Published 26/03/2014 | 02:30
HE IS out of it now and even on weeks like this Doug Howlett has no lingering regrets.
He played his last game of rugby a year ago on Saturday, scoring a try against Glasgow Warriors before suffering the shoulder injury that brought the curtain down.
His only rugby involvement now is as a commercial ambassador with Munster – he divides his time between that and his globe-trotting work with OCI, a natural resources investment firm, that has taken him all over Europe and to west Africa.
If the fire was to be re-ignited, you'd imagine that an inter-provincial derby at a packed Lansdowne Road followed by the visit of Toulouse to Thomond Park for a Heineken Cup quarter-final would do the trick.
So far, though, he is not feeling left out. Having played in plenty of these tribal affairs since landing in Ireland in 2008, Howlett knows what the players are going through – even if Irish selection was never at stake for himself.
His compatriot Rob Penney has stoked the fires with his comments on Saturday's meeting being "Munster v the Six Nations champions", but Howlett remembers the frustration going the other way and reckons it has fuelled the Pro12 champions' drive to dominate the Irish game.
"I don't think that was Rob's intention (to stir things up), it was more of an observation and when you look at the teams that line out it will be close to it," he said.
"In general, all Irish teams tend to react better when they're backed into a corner.
"When I first came in, the majority of the Irish team was Munster-based and, talking to Leinster players at the time, they often used it as motivation. That boiled over into the period where they won those Heineken Cups.
"The roles are reversed a little where a lot of Munster guys want to play for the Irish team, and that's what makes it a crucial game."
"I really do think that the World Cup will be an exciting time for the Ireland team," he said at the launch of AIG Ireland's partnership with the GUI and ILGU.
"They're starting to build a lot of depth; I've always said we've got some good athletes in Ireland and Joe is creating a challenging environment where you have to earn your spot each week.
"With depth of talent, you can challenge guys and that brings the best out of players."
Although a seasoned international by the time he worked with Schmidt immediately before moving to Ireland, Howlett says he took a lot from his time working under the man who would move to Clermont and on to Leinster before landing the Ireland job.
"I did think he always had the potential," the All Black record try-scorer explained. "He was one of the coaches who I learnt a lot off and it doesn't surprise me to see the success that he's having, firstly with Leinster, and now with Ireland. He just challenges you at that level."
One Munster player out in the cold who Howlett feels could learn from the master is Simon Zebo.
"I have no doubt, 100pc," he said of Schmidt's potential to work well with Zebo. "I do know that he is very keen and he is right on the edge of proving he's capable of wearing an Ireland shirt again.
"We all have things to work on, but you look at what he does bring: he has the ability to break the line and to finish, which are prime ingredients you need when you're a winger. You need to be able to finish off opportunities, and he can do that in spades.
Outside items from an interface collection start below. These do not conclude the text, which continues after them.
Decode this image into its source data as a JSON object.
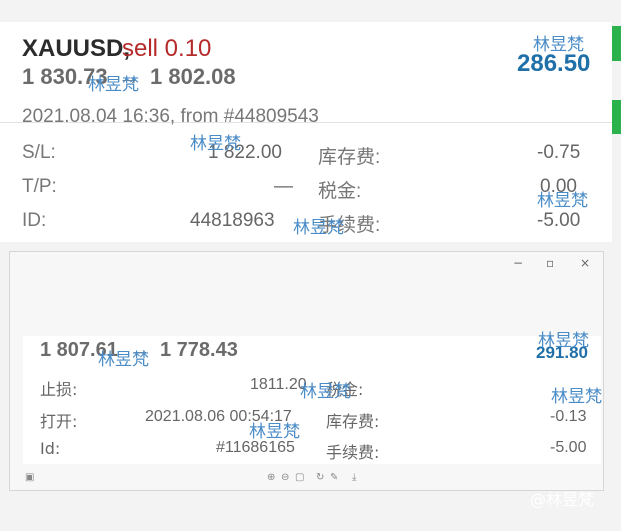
{
  "order": {
    "symbol": "XAUUSD,",
    "side": "sell 0.10",
    "price_from": "1 830.73",
    "arrow": "→",
    "price_to": "1 802.08",
    "profit": "286.50",
    "opened": "2021.08.04 16:36, from #44809543",
    "rows": [
      {
        "label": "S/L:",
        "value": "1 822.00",
        "label2": "库存费:",
        "value2": "-0.75"
      },
      {
        "label": "T/P:",
        "value": "—",
        "label2": "税金:",
        "value2": "0.00"
      },
      {
        "label": "ID:",
        "value": "44818963",
        "label2": "手续费:",
        "value2": "-5.00"
      }
    ]
  },
  "window": {
    "minimize": "−",
    "maximize": "▫",
    "close": "×"
  },
  "detail": {
    "price_from": "1 807.61",
    "arrow": "→",
    "price_to": "1 778.43",
    "profit": "291.80",
    "rows": [
      {
        "label": "止损:",
        "value": "1811.20",
        "label2": "税金:",
        "value2": ""
      },
      {
        "label": "打开:",
        "value": "2021.08.06 00:54:17",
        "label2": "库存费:",
        "value2": "-0.13"
      },
      {
        "label": "Id:",
        "value": "#11686165",
        "label2": "手续费:",
        "value2": "-5.00"
      }
    ]
  },
  "watermark": "林昱梵",
  "footer_text": "@林昱梵",
  "colors": {
    "profit": "#1f6fa8",
    "sell": "#b52a2a",
    "accent_green": "#2bb24c"
  }
}
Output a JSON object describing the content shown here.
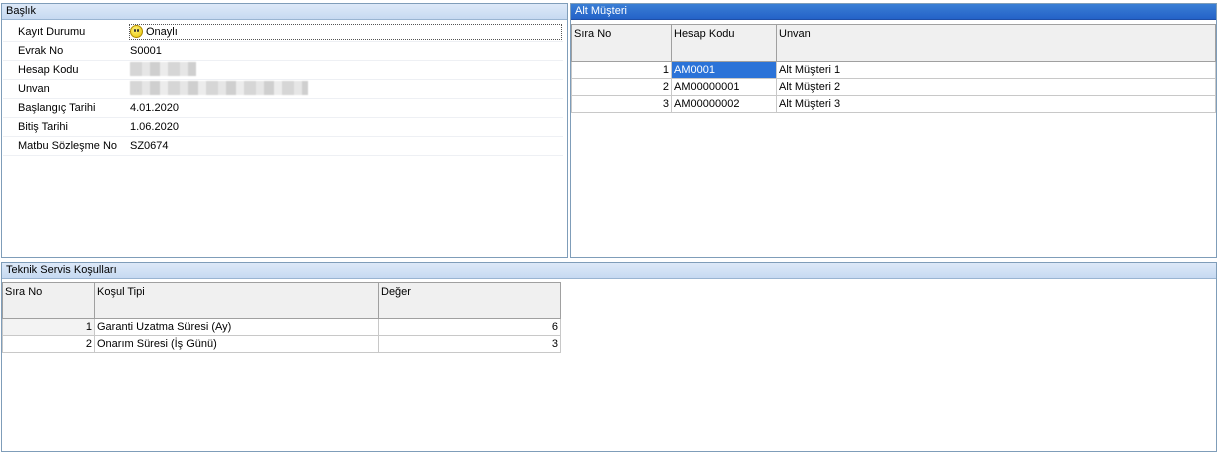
{
  "baslik": {
    "title": "Başlık",
    "fields": [
      {
        "label": "Kayıt Durumu",
        "value": "Onaylı"
      },
      {
        "label": "Evrak No",
        "value": "S0001"
      },
      {
        "label": "Hesap Kodu",
        "value": ""
      },
      {
        "label": "Unvan",
        "value": ""
      },
      {
        "label": "Başlangıç Tarihi",
        "value": "4.01.2020"
      },
      {
        "label": "Bitiş Tarihi",
        "value": "1.06.2020"
      },
      {
        "label": "Matbu Sözleşme No",
        "value": "SZ0674"
      }
    ]
  },
  "alt_musteri": {
    "title": "Alt Müşteri",
    "columns": [
      "Sıra No",
      "Hesap Kodu",
      "Unvan"
    ],
    "rows": [
      [
        "1",
        "AM0001",
        "Alt Müşteri 1"
      ],
      [
        "2",
        "AM00000001",
        "Alt Müşteri 2"
      ],
      [
        "3",
        "AM00000002",
        "Alt Müşteri 3"
      ]
    ]
  },
  "teknik": {
    "title": "Teknik Servis Koşulları",
    "columns": [
      "Sıra No",
      "Koşul Tipi",
      "Değer"
    ],
    "rows": [
      [
        "1",
        "Garanti Uzatma Süresi (Ay)",
        "6"
      ],
      [
        "2",
        "Onarım Süresi (İş Günü)",
        "3"
      ]
    ]
  },
  "colors": {
    "header_blue": "#2462c8",
    "selection": "#2b73d8"
  }
}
"He has a few games under his belt, he has primed himself, he's sharp and I think this weekend could be a big stage for him."
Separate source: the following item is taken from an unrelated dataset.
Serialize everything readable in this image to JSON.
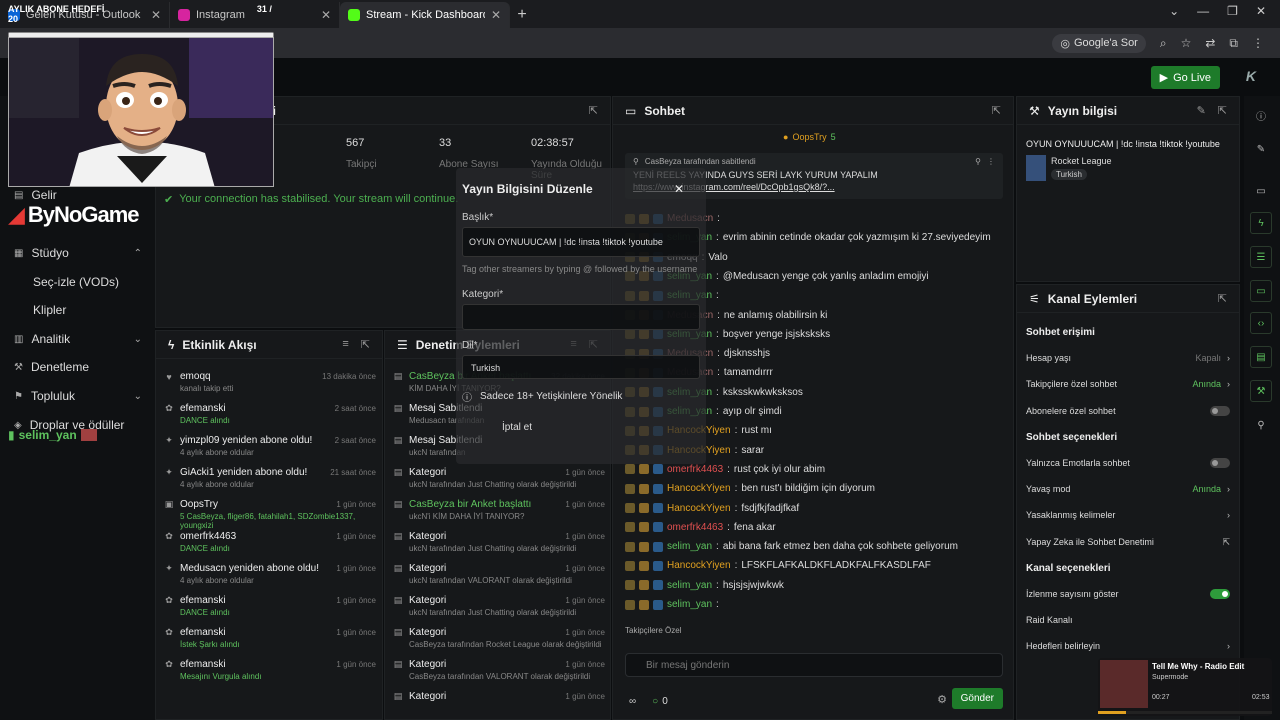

It was once Howlett's stage, but he's happy to hand it over to the next generation and reckons Munster are in good hands.
"These occasions are great to be part of but I get just as much enjoyment out of Keith Earls taking the field in the No 14 jersey – maybe a small little bit of me helped him along his way to be that No 14 for Munster," he said.
"The strength of Munster is the young guys who have come through the academy – Peter O'Mahony, Conor Murray, Simon Zebo, Tommy O'Donnell, JJ Hanrahan, Dave Foley... it goes on.
"They have been in the system, they know what Munster's about. They are now driving the team on.
"I was happy with how I left the game. I guess I compartmentalise that and say 'gee, that was a great time in my life'."